YOUR GOAL: Below are lines of data. Give the number of them that contain the string "Intel", and nothing else.

[Element data from apps and pages]

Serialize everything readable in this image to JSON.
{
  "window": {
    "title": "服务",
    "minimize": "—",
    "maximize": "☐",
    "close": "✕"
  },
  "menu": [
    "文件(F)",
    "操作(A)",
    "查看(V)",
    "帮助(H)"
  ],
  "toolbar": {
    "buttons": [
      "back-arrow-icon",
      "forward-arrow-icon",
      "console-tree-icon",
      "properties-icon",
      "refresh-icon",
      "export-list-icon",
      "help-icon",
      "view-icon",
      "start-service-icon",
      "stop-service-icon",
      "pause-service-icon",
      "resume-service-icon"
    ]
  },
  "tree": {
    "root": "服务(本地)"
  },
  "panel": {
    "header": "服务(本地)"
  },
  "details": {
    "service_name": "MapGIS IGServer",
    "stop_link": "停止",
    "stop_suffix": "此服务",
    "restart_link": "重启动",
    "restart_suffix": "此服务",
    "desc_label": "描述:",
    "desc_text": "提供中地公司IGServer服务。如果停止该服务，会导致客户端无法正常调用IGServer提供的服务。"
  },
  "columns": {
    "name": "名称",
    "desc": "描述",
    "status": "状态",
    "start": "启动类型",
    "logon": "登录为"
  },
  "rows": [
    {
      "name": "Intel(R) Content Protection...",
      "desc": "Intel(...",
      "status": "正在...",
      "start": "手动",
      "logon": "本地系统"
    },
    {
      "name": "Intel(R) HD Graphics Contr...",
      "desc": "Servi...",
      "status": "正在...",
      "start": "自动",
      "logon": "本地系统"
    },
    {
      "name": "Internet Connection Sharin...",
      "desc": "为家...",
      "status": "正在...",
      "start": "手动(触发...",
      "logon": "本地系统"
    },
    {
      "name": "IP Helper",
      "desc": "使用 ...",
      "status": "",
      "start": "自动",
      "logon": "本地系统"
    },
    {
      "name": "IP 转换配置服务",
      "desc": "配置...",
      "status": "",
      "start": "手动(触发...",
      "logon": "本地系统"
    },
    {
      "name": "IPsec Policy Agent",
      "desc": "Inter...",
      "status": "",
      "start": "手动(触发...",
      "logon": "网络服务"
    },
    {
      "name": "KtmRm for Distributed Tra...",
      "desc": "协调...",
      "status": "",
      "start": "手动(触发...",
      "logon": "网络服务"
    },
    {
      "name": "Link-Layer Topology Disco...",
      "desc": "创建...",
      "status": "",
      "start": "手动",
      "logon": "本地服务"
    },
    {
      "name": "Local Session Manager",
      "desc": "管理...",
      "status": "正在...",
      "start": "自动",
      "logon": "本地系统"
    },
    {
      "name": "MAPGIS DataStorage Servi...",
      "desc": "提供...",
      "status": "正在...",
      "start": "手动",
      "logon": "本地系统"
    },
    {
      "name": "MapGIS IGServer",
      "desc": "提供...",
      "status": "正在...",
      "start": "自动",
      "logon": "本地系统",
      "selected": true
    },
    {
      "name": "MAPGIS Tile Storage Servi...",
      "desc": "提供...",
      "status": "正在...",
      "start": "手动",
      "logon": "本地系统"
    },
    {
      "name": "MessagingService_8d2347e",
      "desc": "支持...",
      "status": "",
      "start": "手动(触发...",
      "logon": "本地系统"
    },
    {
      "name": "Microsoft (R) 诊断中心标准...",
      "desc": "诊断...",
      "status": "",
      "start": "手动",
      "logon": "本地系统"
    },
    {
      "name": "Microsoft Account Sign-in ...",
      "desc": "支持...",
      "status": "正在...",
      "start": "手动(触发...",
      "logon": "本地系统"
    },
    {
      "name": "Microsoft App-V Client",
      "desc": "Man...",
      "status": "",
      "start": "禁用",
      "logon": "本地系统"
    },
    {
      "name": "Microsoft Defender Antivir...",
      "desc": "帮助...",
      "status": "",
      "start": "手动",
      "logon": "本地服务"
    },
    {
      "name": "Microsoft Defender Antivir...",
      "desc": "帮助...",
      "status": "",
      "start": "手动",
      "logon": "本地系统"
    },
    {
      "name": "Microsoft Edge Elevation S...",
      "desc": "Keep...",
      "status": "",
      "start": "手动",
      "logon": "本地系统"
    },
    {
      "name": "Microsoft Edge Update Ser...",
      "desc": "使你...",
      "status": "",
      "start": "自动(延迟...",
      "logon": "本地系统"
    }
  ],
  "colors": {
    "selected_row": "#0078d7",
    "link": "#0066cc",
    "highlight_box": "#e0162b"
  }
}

RESPONSE TO THIS TASK: 3